The World Health Organisation (WHO) chief looks set to run unopposed for a second term at the helm as he tries to guide the world through its biggest health crisis in a century, sources said.
However, Tedros Adhanom Ghebreyesus lacks the support of his native Ethiopia due to friction over the Tigray conflict, the sources told Reuters.
Exactly how he will be nominated ahead of the deadline for nominations next week is unclear amid opposition from the Addis Ababa government, they said.
An Ethiopian former health minister from the Tigray region, Tedros became WHO’s first African director-general in 2017.
He has steered the agency through several ebola outbreaks as well as the Covid-19 pandemic, surviving savage criticism from the Donald Trump administration for allegedly being “China-centric”.
While he has not publicly acknowledged his plans to run again for a second five-year term, saying he was focusing on fighting the pandemic, four sources said he is the only known candidate.
They declined to be named due to confidentiality of the process.
“Tedros is for sure a candidate,” said one source with direct knowledge of the election process, adding that at this stage there was no alternative candidate.
However, Tedros —whom an Ethiopian general has publicly called a “criminal” and accused of trying to procure weapons for Tigrayan forces—is not expected to be nominated by his government as is the diplomatic custom, two senior Ethiopian officials told Reuters.
Tedros has described the situation in Tigray as “horrific” and regularly tweets about developments there but denies taking sides in the conflict.
Consultations are underway including among African countries about who will propose his candidacy before the September 23 deadline, two of the sources said.
The process of formal submissions is confidential and it was not possible to determine whether a formal submission for Tedros had already been made.
The formal appointment is scheduled for May 2022 at the World Health Assembly.
Ethiopia’s opposition to Tedros places some African nations in a quandary.

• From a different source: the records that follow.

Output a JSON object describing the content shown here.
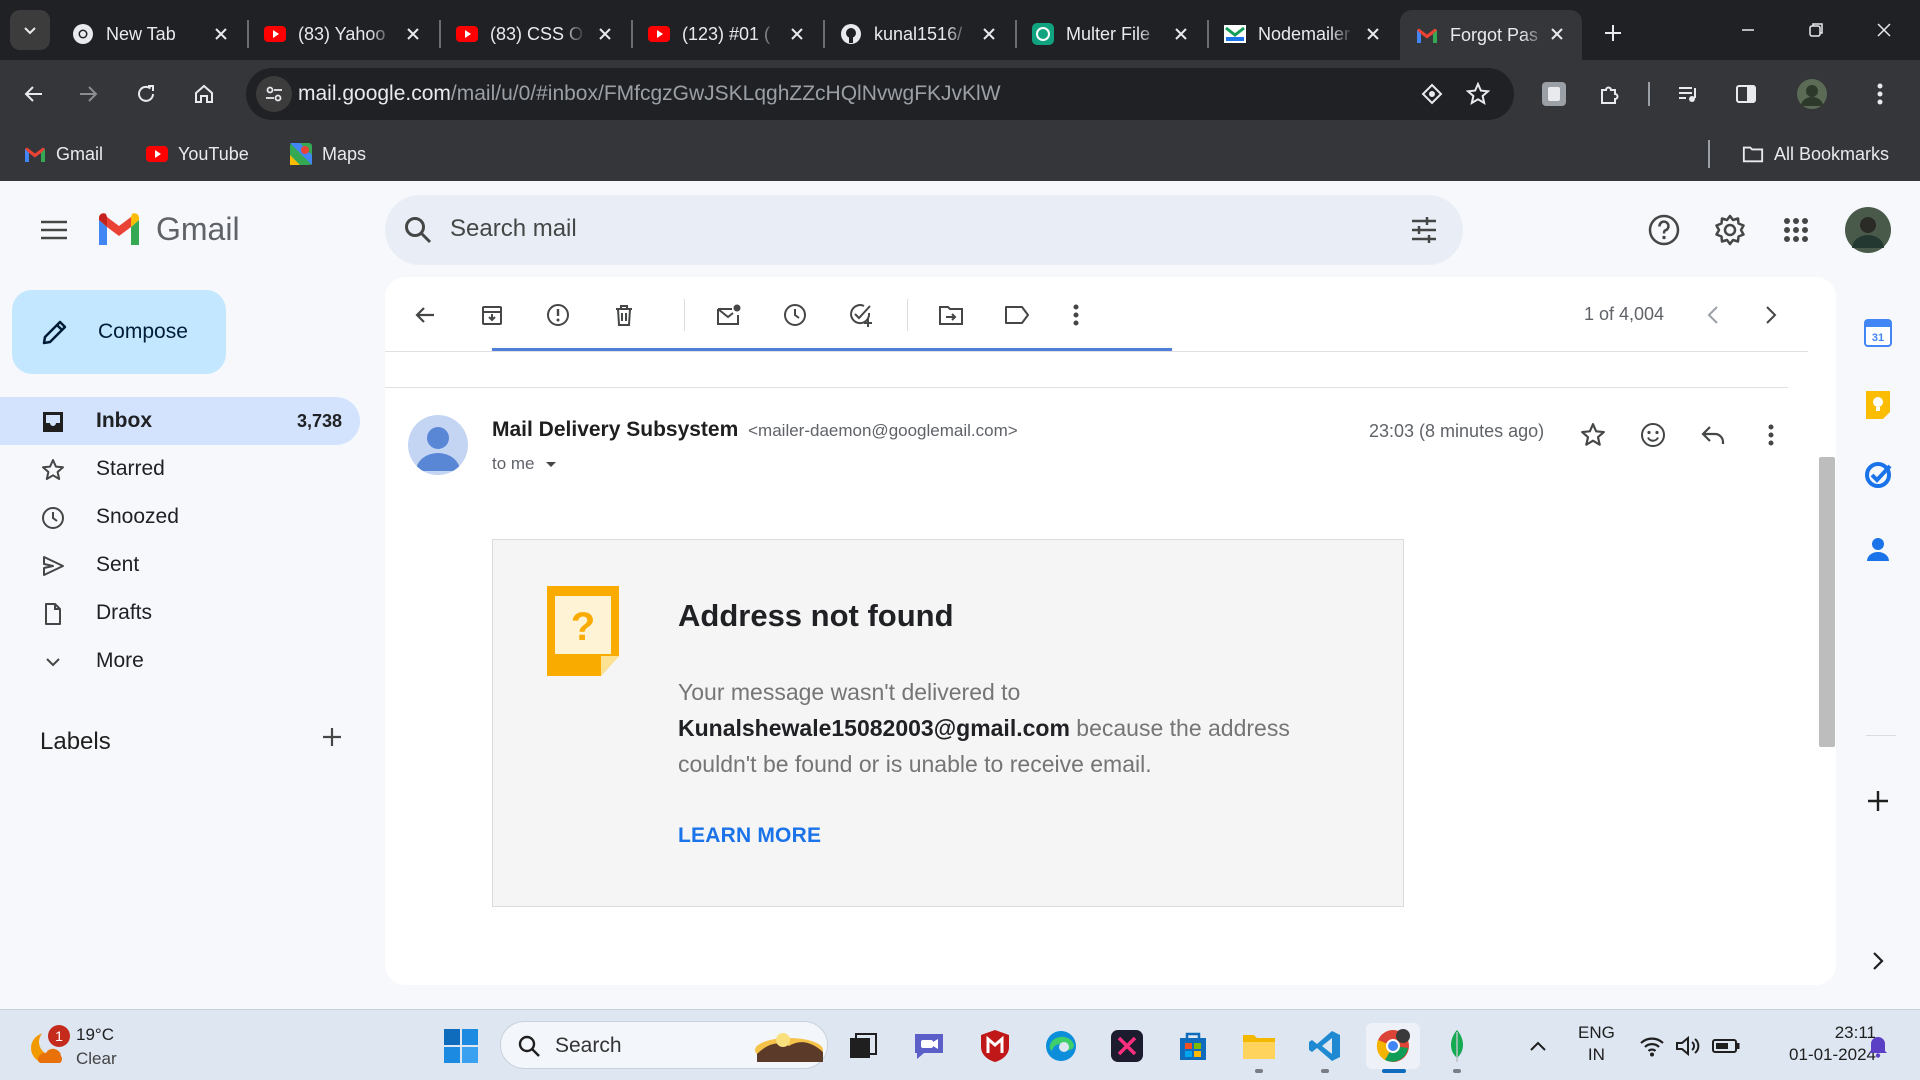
{
  "browser": {
    "tabs": [
      {
        "title": "New Tab",
        "icon": "chrome-icon",
        "active": false
      },
      {
        "title": "(83) Yahoo",
        "icon": "youtube-icon",
        "active": false
      },
      {
        "title": "(83) CSS O",
        "icon": "youtube-icon",
        "active": false
      },
      {
        "title": "(123) #01 (",
        "icon": "youtube-icon",
        "active": false
      },
      {
        "title": "kunal1516/",
        "icon": "github-icon",
        "active": false
      },
      {
        "title": "Multer File",
        "icon": "chatgpt-icon",
        "active": false
      },
      {
        "title": "Nodemailer",
        "icon": "nodemailer-icon",
        "active": false
      },
      {
        "title": "Forgot Pas",
        "icon": "gmail-icon",
        "active": true
      }
    ],
    "url_host": "mail.google.com",
    "url_path": "/mail/u/0/#inbox/FMfcgzGwJSKLqghZZcHQlNvwgFKJvKlW",
    "bookmarks": [
      {
        "label": "Gmail",
        "icon": "gmail-icon"
      },
      {
        "label": "YouTube",
        "icon": "youtube-icon"
      },
      {
        "label": "Maps",
        "icon": "maps-icon"
      }
    ],
    "all_bookmarks": "All Bookmarks"
  },
  "gmail": {
    "brand": "Gmail",
    "search_placeholder": "Search mail",
    "compose_label": "Compose",
    "nav": [
      {
        "label": "Inbox",
        "count": "3,738",
        "icon": "inbox-icon",
        "active": true
      },
      {
        "label": "Starred",
        "count": "",
        "icon": "star-icon",
        "active": false
      },
      {
        "label": "Snoozed",
        "count": "",
        "icon": "clock-icon",
        "active": false
      },
      {
        "label": "Sent",
        "count": "",
        "icon": "send-icon",
        "active": false
      },
      {
        "label": "Drafts",
        "count": "",
        "icon": "draft-icon",
        "active": false
      },
      {
        "label": "More",
        "count": "",
        "icon": "chevron-down-icon",
        "active": false
      }
    ],
    "labels_heading": "Labels",
    "pager": "1 of 4,004",
    "message": {
      "sender_name": "Mail Delivery Subsystem",
      "sender_email": "<mailer-daemon@googlemail.com>",
      "to": "to me",
      "time": "23:03 (8 minutes ago)",
      "notice_title": "Address not found",
      "notice_body_before": "Your message wasn't delivered to",
      "notice_address": "Kunalshewale15082003@gmail.com",
      "notice_body_after": "because the address couldn't be found or is unable to receive email.",
      "learn_more": "LEARN MORE"
    }
  },
  "taskbar": {
    "weather_temp": "19°C",
    "weather_cond": "Clear",
    "weather_badge": "1",
    "search_label": "Search",
    "lang_line1": "ENG",
    "lang_line2": "IN",
    "time": "23:11",
    "date": "01-01-2024"
  },
  "colors": {
    "chrome_bg": "#202124",
    "chrome_toolbar": "#35363a",
    "gmail_bg": "#f6f8fc",
    "compose_bg": "#c2e7ff",
    "nav_active": "#d3e3fd",
    "link_blue": "#1a73e8",
    "notice_orange": "#f9ab00"
  }
}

Africa’s second-most populous nation is a diplomatic heavyweight and hosts the African Union headquarters.
Its sway over the African Union means Tedros is unlikely to have the institution’s united backing, as he did last time, but diplomats say he still enjoys support from some African nations.—Reuters